The film estimates that the HIV virus had likely arrived in San Francisco in 1976, and by 1981, 20% of the gay male population had been infected. That number was up to nearly 50% by the time a test for the virus had been developed.

Parts of this film are difficult to watch – the before-and-after photos, the physical deterioration caused by the disease that transforms a strong, healthy body into a skeletal frame, the numerous funerals, the anguish of those left behind. Goldstein lost two partners and all his friends; all have lost someone.

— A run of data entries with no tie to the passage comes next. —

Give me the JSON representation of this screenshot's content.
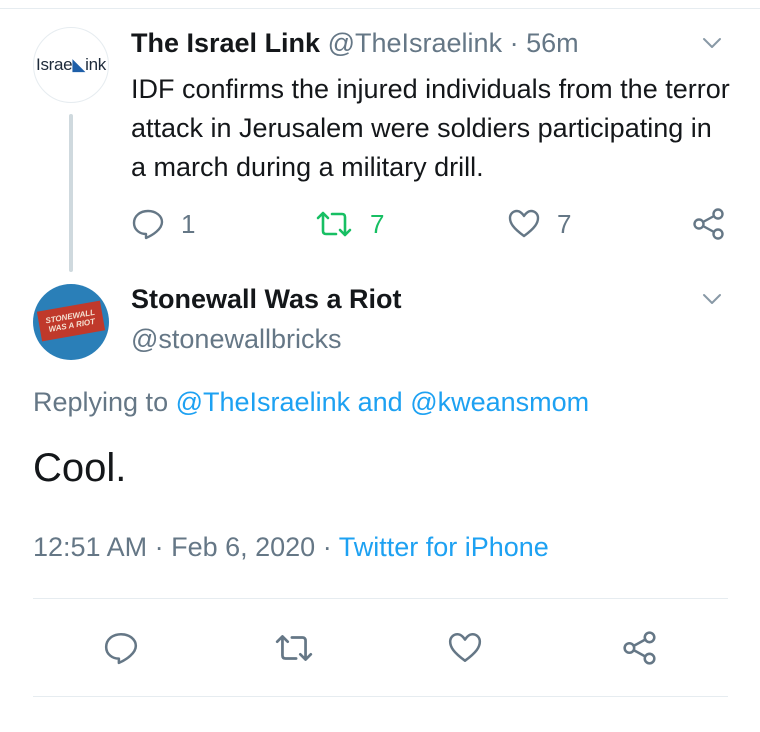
{
  "parent_tweet": {
    "avatar_text": "Israelink",
    "display_name": "The Israel Link",
    "handle": "@TheIsraelink",
    "separator": "·",
    "time": "56m",
    "text": "IDF confirms the injured individuals from the terror attack in Jerusalem were soldiers participating in a march during a military drill.",
    "replies": "1",
    "retweets": "7",
    "likes": "7"
  },
  "reply_tweet": {
    "avatar_text": [
      "STONEWALL",
      "WAS A RIOT"
    ],
    "display_name": "Stonewall Was a Riot",
    "handle": "@stonewallbricks",
    "replying_prefix": "Replying to",
    "replying_user1": "@TheIsraelink",
    "replying_and": "and",
    "replying_user2": "@kweansmom",
    "text": "Cool.",
    "timestamp": "12:51 AM · Feb 6, 2020",
    "meta_separator": "·",
    "source": "Twitter for iPhone"
  },
  "icons": {
    "reply": "reply-icon",
    "retweet": "retweet-icon",
    "like": "heart-icon",
    "share": "share-icon",
    "menu": "chevron-down-icon"
  },
  "colors": {
    "text_primary": "#14171a",
    "text_secondary": "#657786",
    "link": "#1da1f2",
    "retweet_active": "#17bf63",
    "divider": "#e6ecf0",
    "thread_line": "#cfd9de"
  }
}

Fortunately, the tragedy inspired another whole community of caregivers and activists who took care of the dying and began to agitate for a national response. President Ronald Reagan refused to address the issue until 1987, after 21,000 Americans (including Hollywood legend Rock Hudson) had died.

Though the topic is sad, “We Were Here” is a tribute to the heroism of those who stepped up to help, and to the resilience of the gay community itself. Glutzer says it this way: “I didn’t choose it, it chose me. I couldn’t turn my back on it.”

Goldstein reports that his father asked why he suspended a promising art career to devote his time to the dying: “They’re not your family.”

“But you’re wrong, Dad,” Goldstein responded. “They are my family.”

The details

Opens Friday, Oct. 21, at Reading Gaslamp 15, 701 5th Ave., in Downtown San Diego.

To read more about the movie, click HERE.